    With Obama in France, the White House said the president used an autopen machine that holds a pen and signs his actual signature. It is only used with proper authorization of the president." Ref: http://tinyurl.com/3j4x67f

  • Aug 21st, 2013 @ 9:52am

    Re: NSA - obama

    You have posted some good points.

    Although Obama is by no means solely responsible for the original assembly of these NSA programs or the laws that have enabled them, he has chosen not to bring the last administration to justice or fulfill his campaign promises of fixing or removing the PATRIOT and FISA Acts eg.

    "Illinois Now Questionnaire For Senator Barack Obama September 10, 2003:
    Q: "Would you vote to repeal the U.S. Patriot Act?"
    A: "Yes, I would vote to repeal the U.S. Patriot Act, although I would consider replacing that shoddy and dangerous law with a new, carefully crafted proposal that addressed in a much more limited fashion the legitimate needs of law enforcement in combating terrorism (for example, permitting a warrant for the interception of cell phone calls, and not just land-based phones, to accommodate changes in technology)."

    Blaming Obama for all the things we have let go wrong in the US is ridiculous.

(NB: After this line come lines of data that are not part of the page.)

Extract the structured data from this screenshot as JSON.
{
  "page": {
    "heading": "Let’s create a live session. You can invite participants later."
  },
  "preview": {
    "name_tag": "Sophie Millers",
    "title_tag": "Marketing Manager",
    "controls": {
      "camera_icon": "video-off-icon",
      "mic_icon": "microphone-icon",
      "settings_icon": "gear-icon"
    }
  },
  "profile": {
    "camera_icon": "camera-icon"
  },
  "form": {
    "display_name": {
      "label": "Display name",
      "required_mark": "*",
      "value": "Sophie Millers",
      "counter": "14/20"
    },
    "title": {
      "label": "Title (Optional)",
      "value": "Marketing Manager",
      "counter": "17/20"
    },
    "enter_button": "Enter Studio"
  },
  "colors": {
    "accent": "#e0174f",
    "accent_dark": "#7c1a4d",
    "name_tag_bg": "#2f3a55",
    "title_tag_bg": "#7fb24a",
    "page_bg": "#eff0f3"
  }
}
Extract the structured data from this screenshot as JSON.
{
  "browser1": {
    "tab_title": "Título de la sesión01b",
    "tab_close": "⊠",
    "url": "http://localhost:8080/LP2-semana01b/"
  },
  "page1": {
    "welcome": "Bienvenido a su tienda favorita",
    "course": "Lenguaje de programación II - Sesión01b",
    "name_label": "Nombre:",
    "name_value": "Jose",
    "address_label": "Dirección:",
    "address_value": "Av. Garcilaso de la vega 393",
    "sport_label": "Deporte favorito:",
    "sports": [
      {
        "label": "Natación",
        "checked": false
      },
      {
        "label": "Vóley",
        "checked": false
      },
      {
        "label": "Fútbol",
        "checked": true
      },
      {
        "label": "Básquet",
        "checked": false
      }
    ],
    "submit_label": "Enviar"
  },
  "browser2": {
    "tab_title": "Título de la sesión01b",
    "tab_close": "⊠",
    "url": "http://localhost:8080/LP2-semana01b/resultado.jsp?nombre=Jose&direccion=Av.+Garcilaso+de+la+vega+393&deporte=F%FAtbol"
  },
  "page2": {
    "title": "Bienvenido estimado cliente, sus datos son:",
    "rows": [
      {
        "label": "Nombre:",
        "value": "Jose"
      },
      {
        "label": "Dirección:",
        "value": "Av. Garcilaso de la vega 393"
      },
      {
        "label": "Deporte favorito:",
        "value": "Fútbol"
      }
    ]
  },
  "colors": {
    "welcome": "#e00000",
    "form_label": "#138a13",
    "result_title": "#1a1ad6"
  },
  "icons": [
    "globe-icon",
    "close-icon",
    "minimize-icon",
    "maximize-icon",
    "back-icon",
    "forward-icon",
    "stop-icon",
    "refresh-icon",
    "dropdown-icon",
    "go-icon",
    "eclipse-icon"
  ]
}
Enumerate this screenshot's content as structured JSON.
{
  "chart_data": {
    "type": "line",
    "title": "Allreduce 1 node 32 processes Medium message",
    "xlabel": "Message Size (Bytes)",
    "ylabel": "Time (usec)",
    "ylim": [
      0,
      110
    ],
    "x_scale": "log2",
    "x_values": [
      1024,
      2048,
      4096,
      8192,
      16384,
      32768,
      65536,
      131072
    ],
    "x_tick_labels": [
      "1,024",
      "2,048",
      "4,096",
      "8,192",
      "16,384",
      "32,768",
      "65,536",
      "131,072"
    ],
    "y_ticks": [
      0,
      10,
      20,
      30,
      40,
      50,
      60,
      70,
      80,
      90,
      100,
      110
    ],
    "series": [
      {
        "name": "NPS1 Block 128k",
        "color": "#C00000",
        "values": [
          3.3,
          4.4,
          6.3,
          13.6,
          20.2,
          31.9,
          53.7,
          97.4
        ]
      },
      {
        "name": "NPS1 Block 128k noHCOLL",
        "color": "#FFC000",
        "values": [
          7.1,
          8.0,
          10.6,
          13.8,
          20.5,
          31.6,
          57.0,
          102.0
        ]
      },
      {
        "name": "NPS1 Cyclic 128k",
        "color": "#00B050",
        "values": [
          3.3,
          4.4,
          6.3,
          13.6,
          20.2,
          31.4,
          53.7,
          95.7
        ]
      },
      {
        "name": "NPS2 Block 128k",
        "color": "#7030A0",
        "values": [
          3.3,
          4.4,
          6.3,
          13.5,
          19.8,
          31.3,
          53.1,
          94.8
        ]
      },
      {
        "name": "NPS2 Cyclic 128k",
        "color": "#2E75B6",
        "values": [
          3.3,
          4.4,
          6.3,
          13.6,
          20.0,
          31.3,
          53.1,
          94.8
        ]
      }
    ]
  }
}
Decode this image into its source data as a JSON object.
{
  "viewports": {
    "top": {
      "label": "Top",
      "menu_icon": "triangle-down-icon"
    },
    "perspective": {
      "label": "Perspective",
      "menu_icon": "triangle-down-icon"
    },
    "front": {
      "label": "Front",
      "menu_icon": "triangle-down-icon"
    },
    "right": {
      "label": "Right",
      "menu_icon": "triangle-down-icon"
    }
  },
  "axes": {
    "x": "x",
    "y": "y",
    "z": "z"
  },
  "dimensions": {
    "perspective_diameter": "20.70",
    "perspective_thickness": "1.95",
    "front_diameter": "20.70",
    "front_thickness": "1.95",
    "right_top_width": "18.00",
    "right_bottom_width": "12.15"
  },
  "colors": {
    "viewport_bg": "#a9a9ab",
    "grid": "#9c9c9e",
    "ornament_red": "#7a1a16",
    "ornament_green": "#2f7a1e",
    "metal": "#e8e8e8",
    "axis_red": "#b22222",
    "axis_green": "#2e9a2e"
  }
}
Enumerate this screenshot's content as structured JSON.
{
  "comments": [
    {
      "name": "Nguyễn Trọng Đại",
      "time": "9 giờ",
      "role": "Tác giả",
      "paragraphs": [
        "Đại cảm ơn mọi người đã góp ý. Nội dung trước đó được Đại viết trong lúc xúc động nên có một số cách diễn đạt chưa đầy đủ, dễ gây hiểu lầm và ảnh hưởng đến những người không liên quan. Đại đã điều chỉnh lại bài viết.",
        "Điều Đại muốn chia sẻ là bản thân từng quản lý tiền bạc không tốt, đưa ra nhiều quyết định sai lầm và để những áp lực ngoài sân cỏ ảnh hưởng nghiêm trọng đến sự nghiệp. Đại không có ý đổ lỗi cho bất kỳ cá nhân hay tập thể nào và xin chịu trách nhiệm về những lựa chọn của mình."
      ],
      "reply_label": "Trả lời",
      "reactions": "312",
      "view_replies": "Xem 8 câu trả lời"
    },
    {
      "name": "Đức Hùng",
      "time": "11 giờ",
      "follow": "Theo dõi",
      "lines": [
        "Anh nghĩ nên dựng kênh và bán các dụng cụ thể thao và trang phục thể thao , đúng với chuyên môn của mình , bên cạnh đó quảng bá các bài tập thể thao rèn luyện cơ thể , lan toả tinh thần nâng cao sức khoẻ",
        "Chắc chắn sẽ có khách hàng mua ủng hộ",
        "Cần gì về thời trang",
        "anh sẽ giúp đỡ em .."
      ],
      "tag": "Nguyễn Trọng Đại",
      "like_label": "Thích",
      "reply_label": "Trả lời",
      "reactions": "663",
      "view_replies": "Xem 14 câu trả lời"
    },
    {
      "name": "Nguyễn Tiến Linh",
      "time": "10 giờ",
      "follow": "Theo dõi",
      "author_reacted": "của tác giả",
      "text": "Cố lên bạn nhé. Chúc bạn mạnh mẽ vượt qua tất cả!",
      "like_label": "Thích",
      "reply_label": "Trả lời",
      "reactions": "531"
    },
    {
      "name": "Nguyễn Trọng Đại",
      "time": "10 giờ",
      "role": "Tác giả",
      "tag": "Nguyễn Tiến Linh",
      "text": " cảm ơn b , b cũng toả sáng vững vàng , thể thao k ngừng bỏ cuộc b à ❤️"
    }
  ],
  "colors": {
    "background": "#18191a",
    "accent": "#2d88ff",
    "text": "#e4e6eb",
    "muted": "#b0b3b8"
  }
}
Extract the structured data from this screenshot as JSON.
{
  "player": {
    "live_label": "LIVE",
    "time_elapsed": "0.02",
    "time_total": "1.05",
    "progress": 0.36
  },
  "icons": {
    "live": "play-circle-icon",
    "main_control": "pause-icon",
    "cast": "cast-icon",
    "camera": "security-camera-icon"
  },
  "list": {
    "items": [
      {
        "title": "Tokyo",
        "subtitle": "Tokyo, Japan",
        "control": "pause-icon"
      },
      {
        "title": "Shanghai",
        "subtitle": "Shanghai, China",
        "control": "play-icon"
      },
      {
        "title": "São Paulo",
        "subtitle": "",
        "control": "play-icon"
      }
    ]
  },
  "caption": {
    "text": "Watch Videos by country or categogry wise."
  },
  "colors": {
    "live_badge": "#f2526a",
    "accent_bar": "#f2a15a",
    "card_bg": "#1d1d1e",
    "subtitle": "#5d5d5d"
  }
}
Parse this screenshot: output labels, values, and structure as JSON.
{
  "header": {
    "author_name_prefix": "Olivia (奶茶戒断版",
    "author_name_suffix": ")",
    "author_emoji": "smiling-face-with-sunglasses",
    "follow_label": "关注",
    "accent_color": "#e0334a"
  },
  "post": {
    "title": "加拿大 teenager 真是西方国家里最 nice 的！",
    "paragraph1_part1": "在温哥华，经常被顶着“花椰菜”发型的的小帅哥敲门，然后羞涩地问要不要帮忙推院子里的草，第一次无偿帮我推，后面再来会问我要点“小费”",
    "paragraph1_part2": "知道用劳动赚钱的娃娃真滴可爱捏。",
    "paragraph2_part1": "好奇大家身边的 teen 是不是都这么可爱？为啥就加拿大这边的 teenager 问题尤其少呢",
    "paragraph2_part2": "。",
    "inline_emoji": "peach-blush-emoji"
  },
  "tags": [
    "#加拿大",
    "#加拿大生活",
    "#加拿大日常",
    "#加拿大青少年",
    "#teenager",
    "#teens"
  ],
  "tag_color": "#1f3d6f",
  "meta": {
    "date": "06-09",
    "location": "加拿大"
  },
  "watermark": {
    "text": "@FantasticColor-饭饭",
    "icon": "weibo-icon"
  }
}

Continuing to apologize for him is also not productive in any way.

  • Aug 21st, 2013 @ 8:00am

    The innocence of watchers.

    "What amazes me in all of these discussions concerning the defenders of such surveillance is that they never even seem able to comprehend the psychological impact of what all of this does. The way people change their behavior when they're being watched constantly, and what that can do to a person."

    The primary parties responsible for the creation of these illegal programs know precisely the impact on the psyche of the people being watched. "Strategy "in fact, is a big part of their business. There are no innocent watchers. People who spy for a living may act the part of the dutiful civil servant, but deep in their dark human hearts, they enjoy their positions and remain for that reason alone. The money they get paid is not all that great and jobs in the intelligence field are not hard to come by when you have clearances. You give up all of your privacy in order to get some of those "credentials", and if you're already in the military, you have no real right to privacy.

    As for the hideous politicians who have made this all possible, they are narcissistic scum who will stop at nothing to take every little measly piece they can get before they die or lose office for their ills. The House and Senate intelligence committee chairs are at the top of that list.